Incarnate stepped back into the ring. In defeat, she was just as maddeningly calm as she had been in victory.
Of course, this isn’t over yet. Has she even worked up a sweat?
Sabra peered at her opponent. She was aware of her own deep breathing, but Incarnate betrayed no sign that this bout of sparring was anything but a brisk walk. Sabra wondered if she was even trying, or if SOLAR training made this whole thing a bit of a sideshow.
Either way, now it was all or nothing.
Sabra bumped her fists together again, and advanced on Incarnate. All or nothing.
Incarnate slipped past her opening left, elbow high. Sabra darted aside, ducked away from a snap of a palm strike, caught Incarnate’s foot between her side and under her arm when she tried for a kick–
Overbalanced. They hit the sand together, rolled free, climbed to their feet at the same time.
Sabra circled Incarnate once more, finding space, sucking air, trying to glimpse some gap in her stance. Incarnate crossed the sand, pressed Sabra before she could catch her breath, and Sabra smirked and slipped into the rhythm.
Because it was a rhythm. It was a dance. Every step in the routine was a punch or a kick, and every strike was the opening for the step of her partner. The impromptu sand-ring was their dance floor, and Sabra pushed Incarnate to the far edge of it, before she pushed her across to the opposite side, to the brink, to the verge of falling backward.
It might have only been a furrowed line and a short drop into sand, but Sabra felt like it was a deep chasm.
She reached out, grabbed hold of Incarnate’s right arm, finger clenched into her glove, glove like a vice around her bicep. Sabra smiled wickedly, even as she knew she was holding on for dear life. “If I go out, you’ll be coming with me,” she hissed. “No clean win for you.”
Incarnate didn’t get a chance to reply. Great Barrier’s voice cut through the training arena.
“Just what is happening here?” She barked. She stood in the doorway, flanked by Bushranger and Anne Zach – and a good dozen of ELE officers in full armor, armed for bear.
Incarnate hauled Sabra to standing, turning to face the Australian capes in the process.
“Sparring,” Blueshift said from the stands. “Training.” He rose to his feet, and Sabra elected to let him handle it. “Is there a problem?”

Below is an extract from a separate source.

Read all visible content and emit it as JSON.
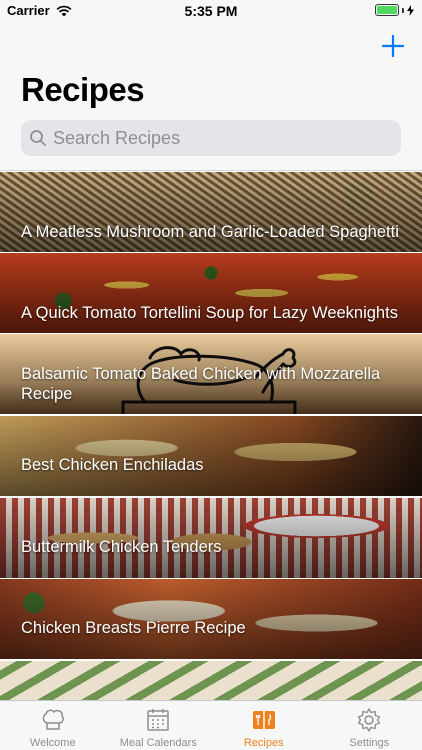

“Only if you interfere, SOLAR.”
Blueshift chuckled. Sabra could hear the hollow, empty sound even where she was.
“You can’t stop me from arresting someone who assaulted my people, who mutilated one of them.”
“Really. I must beg to differ.”
“Remain where you are, SOLAR. If you so much as think to move a muscle, I will have my people bring you down.”
Anima set her hand on Blueshift’s shoulder, whispered into his ear, as Great Barrier and her unit swept into the room.
“Fulcrum,” she said, pointing to her. “You are under arrest. Come quietly, and you shall not be harmed.”
Incarnate stepped forward, to leave Sabra alone in the circle. And then she stopped, snapped her feet into place, settled into her stance, and raised her palms.
“Sure, if you can drag me out of this circle,” Sabra replied, bringing her fists up.
Even with her bravado, however, something felt wrong. She could account for Blueshift, Anima and Incarnate…
She looked around for Fisher, but his garish orange and purple was nowhere to be seen.